All you need to know
What is general anesthesia?
When is the right time?
Is it safe?
What are the types?
Oral surgery is a procedure that many people require at some point in their lives. Whether it’s pulling a tooth, extracting impacted wisdom teeth, or more invasive procedures like reconstruction, most of us will find ourselves sitting in that chair for more than a routine check-up.
Many people refer to general anesthesia as “being put to sleep”. This type of anesthesia uses intravenous (IV) sedatives and produces a more profound anesthesia experience with no memory of the actual procedure. This method is typically used for more intensive procedures such as impacted wisdom tooth removal, dental implant placement, or any larger oral surgical procedure. You will be completely unconscious during the procedure. You will not be able to drive yourself home after undergoing general anesthesia, so make sure to bring a friend or family member with you!
The intravenous (IV) sedation process involves administering medication through a vein. The medication is fast acting and is the most effective form of sedation for oral surgeries other than general anesthesia. Patients typically have no recollection of the operation. Like oral medication, patients will need assistance getting home and will feel groggy following the appointment.
What type of medication is used during general anesthesia?
The types of medication used in general anesthesia for oral surgery typically include a combination of pain relieving medication and sedatives. The combination of medication used in general anesthesia for oral surgery as opposed to general anesthesia in other medical specialties normally does not involve the use of paralytic drugs. This method of anesthetizing normally doesn’t require intubation either. Instead, a strong combination of sedatives and pain medication will keep a patient perfectly comfortable and asleep during treatment. Since intubation isn’t required, the oral cavity isn’t obstructed for treatment.
Is general anesthesia safe?
Anytime anesthetizing medication is used, very strict protocols are followed to ensure patient safety. All medication is carefully administered and its effects are closely monitored. Our doctor and staff possess the knowledge and experience to respond to emergencies if they arise. Since medication is fed intravenously, we can adjust its dosage quickly and easily.
Oral & Maxillofacial Surgery
Monday-Thursday: 8am to 5pm
890 Saratoga AvenueSan Jose, CA 95129
Other types of Anesthesia
LOCAL ANESTHESIA - While using a local anesthetic, such as lidocaine, patients remain fully awake and aware. However, the area around the injection point doesn’t feel any pain. It’s typically used during minimally invasive procedures, such as removing an erupted tooth.
NITROUS OXIDE (Laughing Gas) - Nitrous oxide, commonly known as laughing gas, is a form of conscious sedation. It’s administered through a mask worn by the patient who then breaths in a steady combination of nitrous oxide and oxygen. It is used with simple as well as more complicated procedures.

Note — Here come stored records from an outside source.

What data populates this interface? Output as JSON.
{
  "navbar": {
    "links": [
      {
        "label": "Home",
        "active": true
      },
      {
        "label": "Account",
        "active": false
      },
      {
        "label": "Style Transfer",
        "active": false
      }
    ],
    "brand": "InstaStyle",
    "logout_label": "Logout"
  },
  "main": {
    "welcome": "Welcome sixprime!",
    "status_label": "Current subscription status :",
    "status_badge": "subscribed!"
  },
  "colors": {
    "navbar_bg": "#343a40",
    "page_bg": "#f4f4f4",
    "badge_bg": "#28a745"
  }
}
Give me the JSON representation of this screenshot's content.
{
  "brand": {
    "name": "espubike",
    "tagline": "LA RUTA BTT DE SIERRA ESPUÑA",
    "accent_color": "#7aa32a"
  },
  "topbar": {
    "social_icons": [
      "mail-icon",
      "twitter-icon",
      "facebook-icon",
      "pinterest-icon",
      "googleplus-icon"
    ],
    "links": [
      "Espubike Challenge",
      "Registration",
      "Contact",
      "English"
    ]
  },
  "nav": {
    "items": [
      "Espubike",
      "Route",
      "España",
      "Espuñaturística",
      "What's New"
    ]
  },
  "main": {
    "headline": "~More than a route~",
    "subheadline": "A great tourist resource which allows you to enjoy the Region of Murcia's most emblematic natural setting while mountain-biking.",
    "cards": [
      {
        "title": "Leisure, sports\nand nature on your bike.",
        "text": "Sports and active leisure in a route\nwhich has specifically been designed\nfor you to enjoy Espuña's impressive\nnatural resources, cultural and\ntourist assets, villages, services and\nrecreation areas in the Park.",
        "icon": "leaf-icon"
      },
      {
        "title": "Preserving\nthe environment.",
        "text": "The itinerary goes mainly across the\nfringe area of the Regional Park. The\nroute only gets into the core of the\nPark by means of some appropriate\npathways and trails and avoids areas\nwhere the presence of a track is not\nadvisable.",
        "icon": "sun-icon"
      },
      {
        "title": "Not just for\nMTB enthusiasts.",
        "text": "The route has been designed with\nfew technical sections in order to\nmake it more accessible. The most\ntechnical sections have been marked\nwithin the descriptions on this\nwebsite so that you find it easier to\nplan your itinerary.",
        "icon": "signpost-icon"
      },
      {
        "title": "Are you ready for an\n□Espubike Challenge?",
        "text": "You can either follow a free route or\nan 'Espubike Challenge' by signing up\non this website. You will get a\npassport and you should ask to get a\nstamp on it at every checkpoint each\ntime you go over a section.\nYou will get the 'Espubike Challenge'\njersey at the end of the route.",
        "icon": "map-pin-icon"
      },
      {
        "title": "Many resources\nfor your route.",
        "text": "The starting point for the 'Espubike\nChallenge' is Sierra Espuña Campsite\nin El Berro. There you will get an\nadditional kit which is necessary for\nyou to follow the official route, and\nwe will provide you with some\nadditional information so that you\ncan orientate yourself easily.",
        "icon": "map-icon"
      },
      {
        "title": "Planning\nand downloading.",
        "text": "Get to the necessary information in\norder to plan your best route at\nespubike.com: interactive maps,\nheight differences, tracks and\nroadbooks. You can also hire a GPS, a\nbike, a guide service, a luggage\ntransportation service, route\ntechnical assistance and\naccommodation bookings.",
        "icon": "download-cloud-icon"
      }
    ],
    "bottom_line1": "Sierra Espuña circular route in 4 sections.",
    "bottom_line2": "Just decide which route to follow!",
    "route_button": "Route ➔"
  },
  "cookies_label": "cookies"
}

ORAL MEDICATION - The oral medication method typically requires that patients take anti-anxiety pills such as Valium, Halcion, or Ativan, to achieve conscious sedation. This method is usually more effective at sedating patients than nitrous oxide and is also not costly to administer. Patients usually take the medication roughly an hour before the procedure.